A sprained ankle or a pulled muscle right before marathon season is every runner’s worst nightmare. But research suggests these horrors could be preventable: a study found that runners who've never suffered a running-related injury have lower vertical impact loading (one aspect of the force exerted when feet hit the ground). The study was published in the British Journal of Sports Medicine and was reported on by the New York Times. It included 249 female runners—144 of whom had experienced at least one previous running-related injury. At the start of the study, the runners underwent a gait analysis to analyze the vertical forces on their feet while running. The runners then logged their mileage and any running-related injuries in an online database every month for two years. Over the two years, 103 participants sought medical attention for running-related injuries, and 21 participants reported not experiencing a running-related injury. Researchers compared the runner’s vertical force analyses to their running-related injury rates and found that, on average, the vertical forces against the foot were relatively lower in participants who hadn't experienced a running injury compared with those who had.
So, what can you do to soften the blow? While most runners hit the ground heel first, try hitting the ground mid-foot first—this is thought to help cushion and slow vertical impact forces. Increasing cadence, or the number of steps you take per minute, also appears to help prevent dramatic increases in vertical forces.
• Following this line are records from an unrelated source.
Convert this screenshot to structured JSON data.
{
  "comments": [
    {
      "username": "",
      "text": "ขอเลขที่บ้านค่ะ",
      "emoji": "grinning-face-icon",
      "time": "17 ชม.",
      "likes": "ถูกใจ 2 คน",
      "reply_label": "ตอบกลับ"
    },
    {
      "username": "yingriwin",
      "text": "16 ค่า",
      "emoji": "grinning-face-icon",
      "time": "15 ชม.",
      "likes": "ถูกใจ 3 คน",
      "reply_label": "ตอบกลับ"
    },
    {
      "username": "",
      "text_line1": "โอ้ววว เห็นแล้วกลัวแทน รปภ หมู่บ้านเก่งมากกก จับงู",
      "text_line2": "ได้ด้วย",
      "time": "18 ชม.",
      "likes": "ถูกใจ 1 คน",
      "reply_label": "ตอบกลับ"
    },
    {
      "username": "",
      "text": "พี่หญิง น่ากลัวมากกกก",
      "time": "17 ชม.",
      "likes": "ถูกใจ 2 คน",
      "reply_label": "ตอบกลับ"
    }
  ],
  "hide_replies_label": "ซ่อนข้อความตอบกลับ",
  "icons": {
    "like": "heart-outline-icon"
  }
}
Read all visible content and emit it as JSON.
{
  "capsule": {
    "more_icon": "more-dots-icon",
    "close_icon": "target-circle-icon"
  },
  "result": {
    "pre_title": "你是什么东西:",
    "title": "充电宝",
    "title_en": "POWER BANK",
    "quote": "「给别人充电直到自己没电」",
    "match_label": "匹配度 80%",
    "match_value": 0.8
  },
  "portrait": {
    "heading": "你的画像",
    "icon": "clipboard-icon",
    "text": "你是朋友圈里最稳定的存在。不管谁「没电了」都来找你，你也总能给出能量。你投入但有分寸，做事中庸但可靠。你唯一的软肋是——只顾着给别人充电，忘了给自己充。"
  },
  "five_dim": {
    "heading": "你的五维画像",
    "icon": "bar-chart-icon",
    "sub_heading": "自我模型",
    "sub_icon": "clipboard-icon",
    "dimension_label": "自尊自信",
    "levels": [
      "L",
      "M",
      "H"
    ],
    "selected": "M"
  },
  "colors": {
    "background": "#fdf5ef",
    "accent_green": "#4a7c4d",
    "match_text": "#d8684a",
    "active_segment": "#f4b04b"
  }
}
Another trick is to imagine you’re running on eggshells or striding over a pond to change the way your foot hits the ground and soften the effects of injurious forces.
Source: British Journal of Sports Medicine